They never replied.
And I stopped buying Rice Chex and Wheat Chex and Corn Chex. In fact, I made a point of never purchasing anything made by Ralston.
Years later, when Jill and Jeremy were in grade school, as the amount of business they had lost because of their failure to reply to my letter mounted into hundreds and hundreds of dollars, I considered calling off my boycott and I actually purchased a box or two of one of the Chex cereals, but it had been years since I had last eaten any of those cereals and I had found new favorites and other than that box or two I have not bought any of their cereal in more than thirty years. In fact, when I started to write this, I was thinking of putting in some links to their Web page and was startled to discover that at some point Ralston had sold off their cereal business to General Mills.
I can be really pig-headed.
In 1970 I moved from Monticello, NY, to Binghamton, NY (having enrolled in graduate study there) and, needing to restock groceries after the move, I went to a Victory Supermarket, the same chain of stores that I had been accustomed to using before the move -- Plopped two year old Adam into the shopping cart seat and proceeded to fill the cart. -- I stopped at the office window -- I was clean shaven (I started a beard a few weeks later) and was wearing a sports jacket and a dress shirt (can't remember if I was wearing a necktie or not), have a two year old kid and a shopping card filled with groceries and I say to the guy behind the window "I need to cash a check" and he looked at me and said (with a sneer) "Are you going to buy anything here?" -- and I replied "Not now I'm not." and picked Adam up and left the cart full of groceries there and walked out and drove a mile or so to a Grand Union Supermarket. Over the next two and a half years (until I moved) that Grand Union got at least 95 percent of my grocery shopping business, which the other store could have had if they had treated me with a minimum of respect.and courtesy.
Nancy sometimes laughs at how pig-headed I can be, but I am what I am...

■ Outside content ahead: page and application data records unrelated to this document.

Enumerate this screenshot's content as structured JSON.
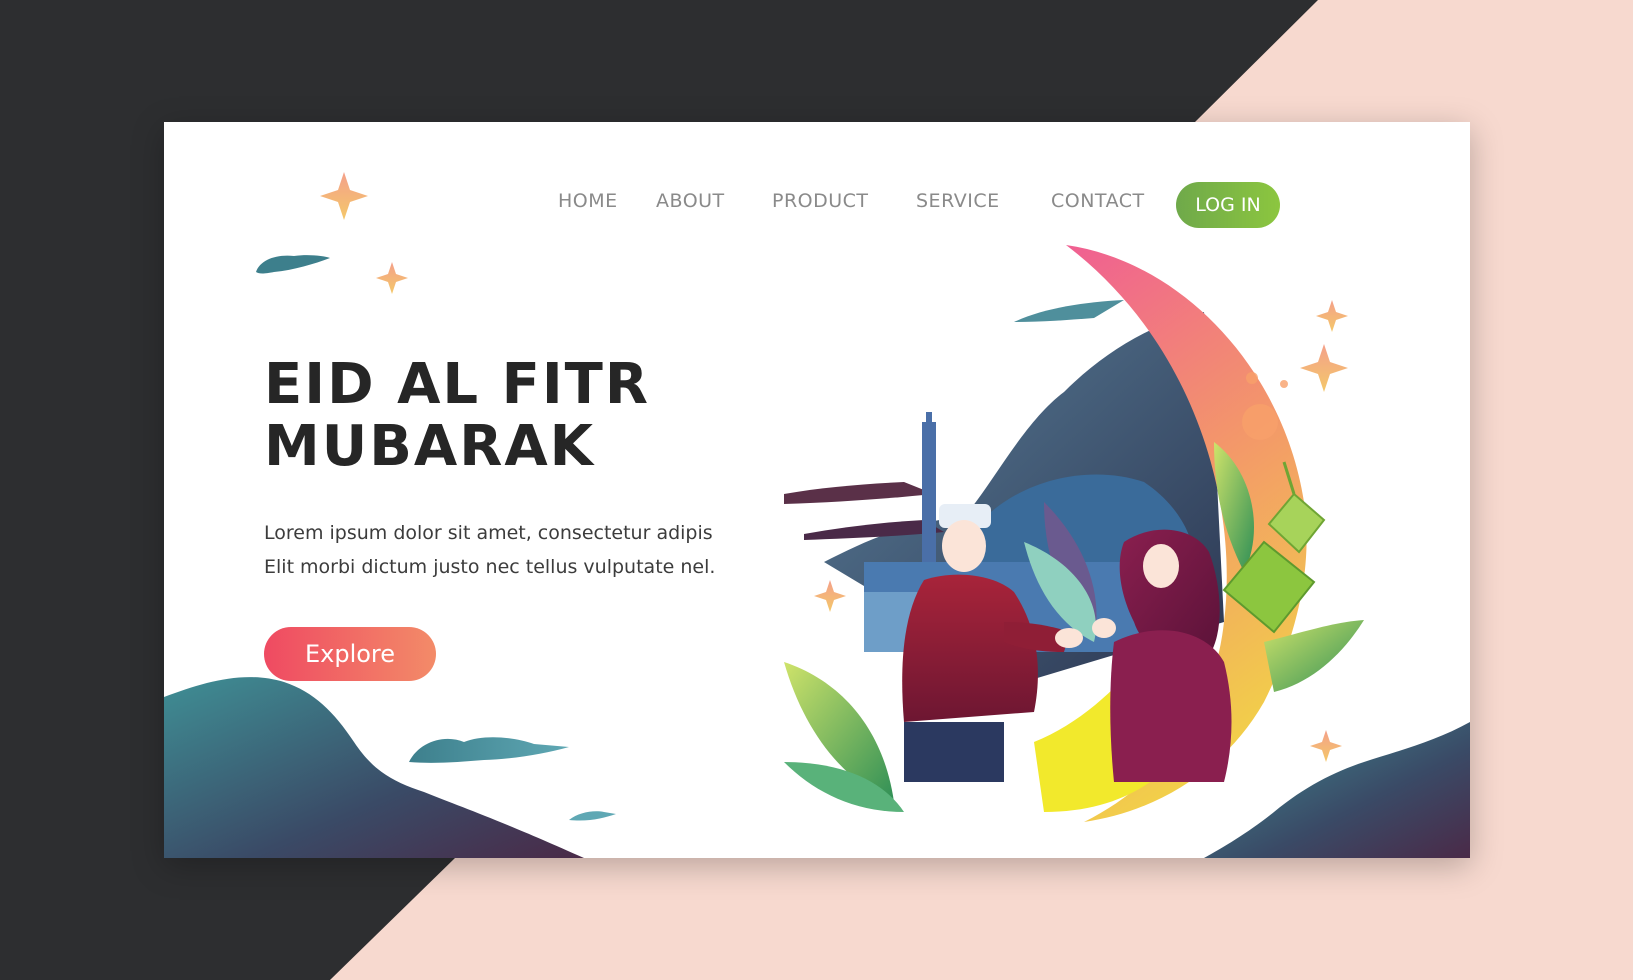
{
  "nav": {
    "items": [
      {
        "label": "HOME"
      },
      {
        "label": "ABOUT"
      },
      {
        "label": "PRODUCT"
      },
      {
        "label": "SERVICE"
      },
      {
        "label": "CONTACT"
      }
    ],
    "login_label": "LOG IN"
  },
  "hero": {
    "title_line1": "EID AL FITR",
    "title_line2": "MUBARAK",
    "desc_line1": "Lorem ipsum dolor sit amet, consectetur adipis",
    "desc_line2": "Elit morbi dictum justo nec tellus vulputate nel.",
    "cta_label": "Explore"
  },
  "colors": {
    "accent_green": "#8cc63f",
    "accent_red": "#ef4a62",
    "dark_background": "#2d2e30",
    "peach_background": "#f7d9cf"
  },
  "icons": [
    "sparkle-star-icon",
    "crescent-moon-icon",
    "ketupat-icon",
    "mosque-icon"
  ]
}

As for Skippy Peanut Butter... I don't care about their silly contest -- I probably wouldn't have bothered to go to their Web site anyway... but if I had cut open that label on July 1st and found a coupon that expired on June 30th, yeah, I could see myself complaining to them... and if they failed to respond... well, there's always Jif or Peter Pan...